(The records):
* * * *
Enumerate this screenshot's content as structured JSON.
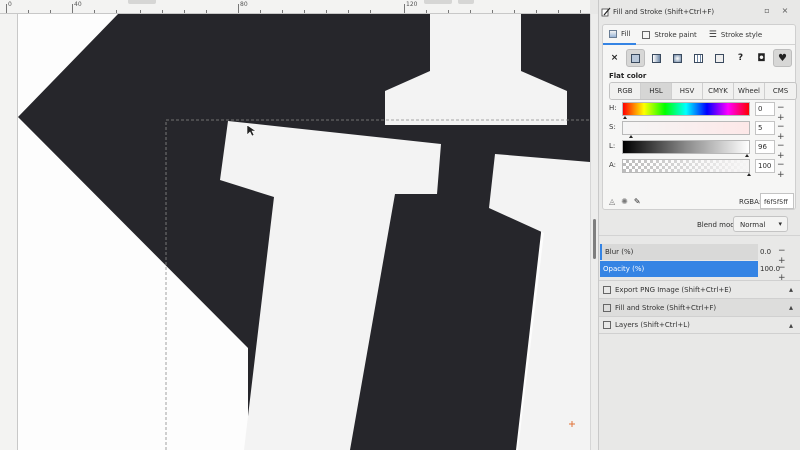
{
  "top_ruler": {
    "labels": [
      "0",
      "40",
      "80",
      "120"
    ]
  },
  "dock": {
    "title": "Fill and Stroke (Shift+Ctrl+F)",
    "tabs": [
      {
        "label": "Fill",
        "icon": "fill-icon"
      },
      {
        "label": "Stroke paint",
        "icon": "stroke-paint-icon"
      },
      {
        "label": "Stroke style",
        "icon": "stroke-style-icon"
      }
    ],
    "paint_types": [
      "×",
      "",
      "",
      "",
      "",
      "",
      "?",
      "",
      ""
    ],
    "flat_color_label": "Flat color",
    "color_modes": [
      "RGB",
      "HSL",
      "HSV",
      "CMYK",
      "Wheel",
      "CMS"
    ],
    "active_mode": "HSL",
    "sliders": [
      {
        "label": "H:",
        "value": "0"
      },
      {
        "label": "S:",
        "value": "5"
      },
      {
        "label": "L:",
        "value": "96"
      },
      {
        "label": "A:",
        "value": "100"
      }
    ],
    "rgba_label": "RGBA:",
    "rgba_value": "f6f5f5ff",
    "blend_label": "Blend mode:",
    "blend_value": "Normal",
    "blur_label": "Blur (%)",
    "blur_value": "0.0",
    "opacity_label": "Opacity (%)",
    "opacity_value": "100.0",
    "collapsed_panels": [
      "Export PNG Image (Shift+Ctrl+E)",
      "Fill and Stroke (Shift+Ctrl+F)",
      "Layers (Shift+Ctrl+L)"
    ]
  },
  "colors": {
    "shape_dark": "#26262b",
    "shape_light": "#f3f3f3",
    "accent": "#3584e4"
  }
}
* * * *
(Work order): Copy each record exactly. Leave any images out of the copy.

(Exercise result):
Enumerate this screenshot's content as structured JSON.
{
  "top_ruler": {
    "labels": [
      "0",
      "40",
      "80",
      "120"
    ]
  },
  "dock": {
    "title": "Fill and Stroke (Shift+Ctrl+F)",
    "tabs": [
      {
        "label": "Fill",
        "icon": "fill-icon"
      },
      {
        "label": "Stroke paint",
        "icon": "stroke-paint-icon"
      },
      {
        "label": "Stroke style",
        "icon": "stroke-style-icon"
      }
    ],
    "paint_types": [
      "×",
      "",
      "",
      "",
      "",
      "",
      "?",
      "",
      ""
    ],
    "flat_color_label": "Flat color",
    "color_modes": [
      "RGB",
      "HSL",
      "HSV",
      "CMYK",
      "Wheel",
      "CMS"
    ],
    "active_mode": "HSL",
    "sliders": [
      {
        "label": "H:",
        "value": "0"
      },
      {
        "label": "S:",
        "value": "5"
      },
      {
        "label": "L:",
        "value": "96"
      },
      {
        "label": "A:",
        "value": "100"
      }
    ],
    "rgba_label": "RGBA:",
    "rgba_value": "f6f5f5ff",
    "blend_label": "Blend mode:",
    "blend_value": "Normal",
    "blur_label": "Blur (%)",
    "blur_value": "0.0",
    "opacity_label": "Opacity (%)",
    "opacity_value": "100.0",
    "collapsed_panels": [
      "Export PNG Image (Shift+Ctrl+E)",
      "Fill and Stroke (Shift+Ctrl+F)",
      "Layers (Shift+Ctrl+L)"
    ]
  },
  "colors": {
    "shape_dark": "#26262b",
    "shape_light": "#f3f3f3",
    "accent": "#3584e4"
  }
}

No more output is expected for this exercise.